“In FCN we are increasingly seeing people who want to talk about their anxieties and their mental wellbeing, though. A lot of farmers come to us for support, because they know the volunteers already as they are part of the communities.
“It’s also been estimated that around 30 per cent of people may be on the autism spectrum within the farming community,” adds Glyn.
“While the solitude of farming life can suit many people who naturally prefer to be alone, when a bereavement or worrying issues are troubling someone, this can create additional pressures for people who don’t often socialise.”
The digitalisation of labour-saving farm machinery can also compound grief and add to feelings of depression and loneliness.
“Nowadays with computerised tractors there can be more time to think,” says Glyn.
“If you are going up and down a huge field for two days, it can be very isolating.”
Supporting farmers through grief
The FCN receives around 1,500 calls to its helpline annually. Its volunteers deal with about 2,500 cases a year involving around 6,000 people. The connections volunteers forge can be the beginning of a supportive relationship that lasts for as long as the individual needs it.
The charity also works with government agencies, landowners and people such as vets who regularly visit farms. The aim is to raise awareness of issues they may encounter when someone is experiencing difficulties. The FCN has also worked with the National Federation of Young Farmers’ Clubs’ Rural+ initiative, which focuses on suicide prevention.
“We call it ‘walking with’ and we will walk with farmers for years,” says Glyn.
“We have some people still volunteering with the same person after 10 years and people can build good friendships from it.

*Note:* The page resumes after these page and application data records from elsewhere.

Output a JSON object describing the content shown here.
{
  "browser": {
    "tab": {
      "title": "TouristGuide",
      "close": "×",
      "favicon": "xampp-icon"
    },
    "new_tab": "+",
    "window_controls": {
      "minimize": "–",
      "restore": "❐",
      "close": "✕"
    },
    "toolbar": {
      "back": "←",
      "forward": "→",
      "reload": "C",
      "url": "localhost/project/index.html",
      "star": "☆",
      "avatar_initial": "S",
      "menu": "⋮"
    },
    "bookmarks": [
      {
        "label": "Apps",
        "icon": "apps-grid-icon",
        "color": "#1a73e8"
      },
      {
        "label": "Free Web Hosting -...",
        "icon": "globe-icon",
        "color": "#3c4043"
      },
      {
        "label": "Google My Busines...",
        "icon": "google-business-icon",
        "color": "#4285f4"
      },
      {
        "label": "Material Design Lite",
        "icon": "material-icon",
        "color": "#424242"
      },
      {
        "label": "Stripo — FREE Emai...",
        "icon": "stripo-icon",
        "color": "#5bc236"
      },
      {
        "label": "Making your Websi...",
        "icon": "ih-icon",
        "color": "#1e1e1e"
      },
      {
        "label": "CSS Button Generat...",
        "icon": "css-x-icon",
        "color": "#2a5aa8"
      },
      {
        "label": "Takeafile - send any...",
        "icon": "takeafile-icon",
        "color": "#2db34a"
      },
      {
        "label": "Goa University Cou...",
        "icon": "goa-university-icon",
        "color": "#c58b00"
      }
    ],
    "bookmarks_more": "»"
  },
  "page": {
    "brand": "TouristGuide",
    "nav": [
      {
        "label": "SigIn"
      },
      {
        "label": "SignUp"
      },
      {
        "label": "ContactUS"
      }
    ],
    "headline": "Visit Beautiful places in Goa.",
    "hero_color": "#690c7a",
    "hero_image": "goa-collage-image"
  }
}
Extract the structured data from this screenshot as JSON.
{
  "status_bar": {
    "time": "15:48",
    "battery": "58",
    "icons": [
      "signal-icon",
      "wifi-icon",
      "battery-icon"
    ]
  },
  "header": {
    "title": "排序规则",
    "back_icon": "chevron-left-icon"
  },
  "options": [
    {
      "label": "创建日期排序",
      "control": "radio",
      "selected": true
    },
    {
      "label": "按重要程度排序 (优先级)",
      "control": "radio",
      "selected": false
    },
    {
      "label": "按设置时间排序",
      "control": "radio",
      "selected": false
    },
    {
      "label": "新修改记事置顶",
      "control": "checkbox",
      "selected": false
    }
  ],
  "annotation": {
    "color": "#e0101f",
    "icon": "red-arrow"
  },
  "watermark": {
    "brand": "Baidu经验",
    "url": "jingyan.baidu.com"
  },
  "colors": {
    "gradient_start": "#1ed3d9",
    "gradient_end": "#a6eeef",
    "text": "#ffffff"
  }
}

“Although most of our work is with farmers experiencing difficulties it is important to remember that good things happen in farming too. The support we give can often lead to an improved situation and wellbeing for people as they work through their feelings and problems.”